◆ **Exercise directions**: Reproduce the data in its entirety, exactly as supplied.

◆ **Data shown**:
------------------------------------------------
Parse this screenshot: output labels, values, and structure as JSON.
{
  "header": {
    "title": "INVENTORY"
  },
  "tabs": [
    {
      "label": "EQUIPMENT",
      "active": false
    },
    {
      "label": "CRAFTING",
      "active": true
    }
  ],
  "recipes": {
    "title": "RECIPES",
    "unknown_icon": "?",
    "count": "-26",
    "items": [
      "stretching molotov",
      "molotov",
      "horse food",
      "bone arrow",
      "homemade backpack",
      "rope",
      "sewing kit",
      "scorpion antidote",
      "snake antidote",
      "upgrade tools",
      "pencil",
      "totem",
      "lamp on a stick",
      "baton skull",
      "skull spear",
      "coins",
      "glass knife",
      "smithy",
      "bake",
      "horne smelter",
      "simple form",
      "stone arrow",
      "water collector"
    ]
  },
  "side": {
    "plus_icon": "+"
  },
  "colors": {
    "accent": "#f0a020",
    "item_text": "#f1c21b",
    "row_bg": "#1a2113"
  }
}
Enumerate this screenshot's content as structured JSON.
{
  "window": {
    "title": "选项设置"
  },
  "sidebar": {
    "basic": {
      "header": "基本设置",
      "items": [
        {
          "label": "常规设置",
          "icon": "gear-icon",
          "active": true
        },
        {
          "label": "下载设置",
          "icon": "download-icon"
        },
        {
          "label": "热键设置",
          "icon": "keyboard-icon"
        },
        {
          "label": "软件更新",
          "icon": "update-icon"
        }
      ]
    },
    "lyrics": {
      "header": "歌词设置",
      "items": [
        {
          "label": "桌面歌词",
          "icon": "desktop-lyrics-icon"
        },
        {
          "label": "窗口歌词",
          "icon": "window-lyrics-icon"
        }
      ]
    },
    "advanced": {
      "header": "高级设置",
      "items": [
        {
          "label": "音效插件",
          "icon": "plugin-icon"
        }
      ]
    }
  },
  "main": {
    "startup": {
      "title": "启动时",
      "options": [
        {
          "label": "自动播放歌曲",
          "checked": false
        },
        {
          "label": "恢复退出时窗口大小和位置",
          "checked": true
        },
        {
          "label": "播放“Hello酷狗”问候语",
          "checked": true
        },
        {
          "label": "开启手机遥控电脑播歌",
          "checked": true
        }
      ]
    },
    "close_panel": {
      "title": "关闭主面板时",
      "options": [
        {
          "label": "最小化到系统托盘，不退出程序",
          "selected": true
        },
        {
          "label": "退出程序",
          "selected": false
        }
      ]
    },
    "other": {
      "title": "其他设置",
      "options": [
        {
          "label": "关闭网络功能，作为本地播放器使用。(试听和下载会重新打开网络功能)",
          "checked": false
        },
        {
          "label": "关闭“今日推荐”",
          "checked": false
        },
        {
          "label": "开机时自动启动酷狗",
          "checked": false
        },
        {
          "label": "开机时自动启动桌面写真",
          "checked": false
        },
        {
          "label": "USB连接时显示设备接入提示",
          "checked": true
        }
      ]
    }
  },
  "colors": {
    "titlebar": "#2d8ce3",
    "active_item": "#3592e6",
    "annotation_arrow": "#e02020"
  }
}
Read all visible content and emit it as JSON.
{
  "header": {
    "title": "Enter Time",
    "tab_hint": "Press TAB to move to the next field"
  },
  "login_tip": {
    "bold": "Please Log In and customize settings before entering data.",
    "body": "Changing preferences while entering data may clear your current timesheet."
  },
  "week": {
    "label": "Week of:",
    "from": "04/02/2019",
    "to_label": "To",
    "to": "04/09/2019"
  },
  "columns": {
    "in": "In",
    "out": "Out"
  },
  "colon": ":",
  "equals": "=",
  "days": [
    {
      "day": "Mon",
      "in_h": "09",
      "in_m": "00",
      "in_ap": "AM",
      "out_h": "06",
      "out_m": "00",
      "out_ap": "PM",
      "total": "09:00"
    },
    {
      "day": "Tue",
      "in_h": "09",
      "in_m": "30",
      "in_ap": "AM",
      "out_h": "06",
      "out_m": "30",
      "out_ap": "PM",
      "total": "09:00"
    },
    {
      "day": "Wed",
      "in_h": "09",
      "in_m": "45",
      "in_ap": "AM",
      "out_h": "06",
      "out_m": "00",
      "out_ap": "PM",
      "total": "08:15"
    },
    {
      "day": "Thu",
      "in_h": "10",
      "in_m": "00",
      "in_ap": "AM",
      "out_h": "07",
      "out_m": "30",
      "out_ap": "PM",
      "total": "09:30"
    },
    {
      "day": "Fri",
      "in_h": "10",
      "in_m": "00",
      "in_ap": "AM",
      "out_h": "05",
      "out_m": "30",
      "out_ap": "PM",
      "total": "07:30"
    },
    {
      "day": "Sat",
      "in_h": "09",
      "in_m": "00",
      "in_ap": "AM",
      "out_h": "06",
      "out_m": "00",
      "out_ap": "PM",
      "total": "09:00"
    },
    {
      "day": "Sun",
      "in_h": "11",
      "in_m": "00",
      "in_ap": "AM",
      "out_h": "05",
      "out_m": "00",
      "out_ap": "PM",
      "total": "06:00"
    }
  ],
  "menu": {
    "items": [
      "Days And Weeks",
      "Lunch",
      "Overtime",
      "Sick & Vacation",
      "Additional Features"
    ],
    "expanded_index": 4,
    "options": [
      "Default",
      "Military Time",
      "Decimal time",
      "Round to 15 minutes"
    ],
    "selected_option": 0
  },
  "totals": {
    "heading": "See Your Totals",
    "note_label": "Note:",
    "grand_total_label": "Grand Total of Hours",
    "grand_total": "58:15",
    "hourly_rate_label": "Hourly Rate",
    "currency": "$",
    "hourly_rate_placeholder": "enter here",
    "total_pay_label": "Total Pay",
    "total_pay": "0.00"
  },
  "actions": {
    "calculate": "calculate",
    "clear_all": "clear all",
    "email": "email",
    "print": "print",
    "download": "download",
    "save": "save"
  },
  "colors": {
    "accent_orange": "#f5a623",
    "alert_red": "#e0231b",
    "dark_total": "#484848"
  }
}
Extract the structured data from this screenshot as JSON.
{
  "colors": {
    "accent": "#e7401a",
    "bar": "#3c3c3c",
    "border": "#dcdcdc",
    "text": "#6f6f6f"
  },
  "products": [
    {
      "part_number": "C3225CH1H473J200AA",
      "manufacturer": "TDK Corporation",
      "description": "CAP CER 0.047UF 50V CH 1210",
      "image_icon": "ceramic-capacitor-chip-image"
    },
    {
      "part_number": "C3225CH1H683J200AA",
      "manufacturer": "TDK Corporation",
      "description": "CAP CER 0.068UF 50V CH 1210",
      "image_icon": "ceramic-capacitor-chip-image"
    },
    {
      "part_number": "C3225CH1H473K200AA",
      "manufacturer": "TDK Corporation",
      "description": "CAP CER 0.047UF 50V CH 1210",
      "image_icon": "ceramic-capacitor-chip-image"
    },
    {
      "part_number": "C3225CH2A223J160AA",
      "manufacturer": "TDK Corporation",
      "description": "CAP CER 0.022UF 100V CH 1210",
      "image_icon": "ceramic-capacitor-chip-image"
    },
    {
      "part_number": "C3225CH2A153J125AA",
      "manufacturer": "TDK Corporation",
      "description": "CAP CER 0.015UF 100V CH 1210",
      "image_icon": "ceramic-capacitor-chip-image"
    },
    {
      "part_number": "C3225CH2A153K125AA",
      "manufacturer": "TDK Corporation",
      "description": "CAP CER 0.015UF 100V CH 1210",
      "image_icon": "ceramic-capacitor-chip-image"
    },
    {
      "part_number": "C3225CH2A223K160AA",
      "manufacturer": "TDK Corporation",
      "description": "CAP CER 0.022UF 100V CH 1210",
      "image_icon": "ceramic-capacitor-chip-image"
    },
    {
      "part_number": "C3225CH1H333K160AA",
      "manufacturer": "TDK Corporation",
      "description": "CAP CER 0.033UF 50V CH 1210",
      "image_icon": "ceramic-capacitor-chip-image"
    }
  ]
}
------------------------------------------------
◆ **Response for this exercise**:
Parse this screenshot: output labels, values, and structure as JSON.
{
  "header": {
    "title": "INVENTORY"
  },
  "tabs": [
    {
      "label": "EQUIPMENT",
      "active": false
    },
    {
      "label": "CRAFTING",
      "active": true
    }
  ],
  "recipes": {
    "title": "RECIPES",
    "unknown_icon": "?",
    "count": "-26",
    "items": [
      "stretching molotov",
      "molotov",
      "horse food",
      "bone arrow",
      "homemade backpack",
      "rope",
      "sewing kit",
      "scorpion antidote",
      "snake antidote",
      "upgrade tools",
      "pencil",
      "totem",
      "lamp on a stick",
      "baton skull",
      "skull spear",
      "coins",
      "glass knife",
      "smithy",
      "bake",
      "horne smelter",
      "simple form",
      "stone arrow",
      "water collector"
    ]
  },
  "side": {
    "plus_icon": "+"
  },
  "colors": {
    "accent": "#f0a020",
    "item_text": "#f1c21b",
    "row_bg": "#1a2113"
  }
}
Enumerate this screenshot's content as structured JSON.
{
  "window": {
    "title": "选项设置"
  },
  "sidebar": {
    "basic": {
      "header": "基本设置",
      "items": [
        {
          "label": "常规设置",
          "icon": "gear-icon",
          "active": true
        },
        {
          "label": "下载设置",
          "icon": "download-icon"
        },
        {
          "label": "热键设置",
          "icon": "keyboard-icon"
        },
        {
          "label": "软件更新",
          "icon": "update-icon"
        }
      ]
    },
    "lyrics": {
      "header": "歌词设置",
      "items": [
        {
          "label": "桌面歌词",
          "icon": "desktop-lyrics-icon"
        },
        {
          "label": "窗口歌词",
          "icon": "window-lyrics-icon"
        }
      ]
    },
    "advanced": {
      "header": "高级设置",
      "items": [
        {
          "label": "音效插件",
          "icon": "plugin-icon"
        }
      ]
    }
  },
  "main": {
    "startup": {
      "title": "启动时",
      "options": [
        {
          "label": "自动播放歌曲",
          "checked": false
        },
        {
          "label": "恢复退出时窗口大小和位置",
          "checked": true
        },
        {
          "label": "播放“Hello酷狗”问候语",
          "checked": true
        },
        {
          "label": "开启手机遥控电脑播歌",
          "checked": true
        }
      ]
    },
    "close_panel": {
      "title": "关闭主面板时",
      "options": [
        {
          "label": "最小化到系统托盘，不退出程序",
          "selected": true
        },
        {
          "label": "退出程序",
          "selected": false
        }
      ]
    },
    "other": {
      "title": "其他设置",
      "options": [
        {
          "label": "关闭网络功能，作为本地播放器使用。(试听和下载会重新打开网络功能)",
          "checked": false
        },
        {
          "label": "关闭“今日推荐”",
          "checked": false
        },
        {
          "label": "开机时自动启动酷狗",
          "checked": false
        },
        {
          "label": "开机时自动启动桌面写真",
          "checked": false
        },
        {
          "label": "USB连接时显示设备接入提示",
          "checked": true
        }
      ]
    }
  },
  "colors": {
    "titlebar": "#2d8ce3",
    "active_item": "#3592e6",
    "annotation_arrow": "#e02020"
  }
}
Read all visible content and emit it as JSON.
{
  "header": {
    "title": "Enter Time",
    "tab_hint": "Press TAB to move to the next field"
  },
  "login_tip": {
    "bold": "Please Log In and customize settings before entering data.",
    "body": "Changing preferences while entering data may clear your current timesheet."
  },
  "week": {
    "label": "Week of:",
    "from": "04/02/2019",
    "to_label": "To",
    "to": "04/09/2019"
  },
  "columns": {
    "in": "In",
    "out": "Out"
  },
  "colon": ":",
  "equals": "=",
  "days": [
    {
      "day": "Mon",
      "in_h": "09",
      "in_m": "00",
      "in_ap": "AM",
      "out_h": "06",
      "out_m": "00",
      "out_ap": "PM",
      "total": "09:00"
    },
    {
      "day": "Tue",
      "in_h": "09",
      "in_m": "30",
      "in_ap": "AM",
      "out_h": "06",
      "out_m": "30",
      "out_ap": "PM",
      "total": "09:00"
    },
    {
      "day": "Wed",
      "in_h": "09",
      "in_m": "45",
      "in_ap": "AM",
      "out_h": "06",
      "out_m": "00",
      "out_ap": "PM",
      "total": "08:15"
    },
    {
      "day": "Thu",
      "in_h": "10",
      "in_m": "00",
      "in_ap": "AM",
      "out_h": "07",
      "out_m": "30",
      "out_ap": "PM",
      "total": "09:30"
    },
    {
      "day": "Fri",
      "in_h": "10",
      "in_m": "00",
      "in_ap": "AM",
      "out_h": "05",
      "out_m": "30",
      "out_ap": "PM",
      "total": "07:30"
    },
    {
      "day": "Sat",
      "in_h": "09",
      "in_m": "00",
      "in_ap": "AM",
      "out_h": "06",
      "out_m": "00",
      "out_ap": "PM",
      "total": "09:00"
    },
    {
      "day": "Sun",
      "in_h": "11",
      "in_m": "00",
      "in_ap": "AM",
      "out_h": "05",
      "out_m": "00",
      "out_ap": "PM",
      "total": "06:00"
    }
  ],
  "menu": {
    "items": [
      "Days And Weeks",
      "Lunch",
      "Overtime",
      "Sick & Vacation",
      "Additional Features"
    ],
    "expanded_index": 4,
    "options": [
      "Default",
      "Military Time",
      "Decimal time",
      "Round to 15 minutes"
    ],
    "selected_option": 0
  },
  "totals": {
    "heading": "See Your Totals",
    "note_label": "Note:",
    "grand_total_label": "Grand Total of Hours",
    "grand_total": "58:15",
    "hourly_rate_label": "Hourly Rate",
    "currency": "$",
    "hourly_rate_placeholder": "enter here",
    "total_pay_label": "Total Pay",
    "total_pay": "0.00"
  },
  "actions": {
    "calculate": "calculate",
    "clear_all": "clear all",
    "email": "email",
    "print": "print",
    "download": "download",
    "save": "save"
  },
  "colors": {
    "accent_orange": "#f5a623",
    "alert_red": "#e0231b",
    "dark_total": "#484848"
  }
}
Extract the structured data from this screenshot as JSON.
{
  "colors": {
    "accent": "#e7401a",
    "bar": "#3c3c3c",
    "border": "#dcdcdc",
    "text": "#6f6f6f"
  },
  "products": [
    {
      "part_number": "C3225CH1H473J200AA",
      "manufacturer": "TDK Corporation",
      "description": "CAP CER 0.047UF 50V CH 1210",
      "image_icon": "ceramic-capacitor-chip-image"
    },
    {
      "part_number": "C3225CH1H683J200AA",
      "manufacturer": "TDK Corporation",
      "description": "CAP CER 0.068UF 50V CH 1210",
      "image_icon": "ceramic-capacitor-chip-image"
    },
    {
      "part_number": "C3225CH1H473K200AA",
      "manufacturer": "TDK Corporation",
      "description": "CAP CER 0.047UF 50V CH 1210",
      "image_icon": "ceramic-capacitor-chip-image"
    },
    {
      "part_number": "C3225CH2A223J160AA",
      "manufacturer": "TDK Corporation",
      "description": "CAP CER 0.022UF 100V CH 1210",
      "image_icon": "ceramic-capacitor-chip-image"
    },
    {
      "part_number": "C3225CH2A153J125AA",
      "manufacturer": "TDK Corporation",
      "description": "CAP CER 0.015UF 100V CH 1210",
      "image_icon": "ceramic-capacitor-chip-image"
    },
    {
      "part_number": "C3225CH2A153K125AA",
      "manufacturer": "TDK Corporation",
      "description": "CAP CER 0.015UF 100V CH 1210",
      "image_icon": "ceramic-capacitor-chip-image"
    },
    {
      "part_number": "C3225CH2A223K160AA",
      "manufacturer": "TDK Corporation",
      "description": "CAP CER 0.022UF 100V CH 1210",
      "image_icon": "ceramic-capacitor-chip-image"
    },
    {
      "part_number": "C3225CH1H333K160AA",
      "manufacturer": "TDK Corporation",
      "description": "CAP CER 0.033UF 50V CH 1210",
      "image_icon": "ceramic-capacitor-chip-image"
    }
  ]
}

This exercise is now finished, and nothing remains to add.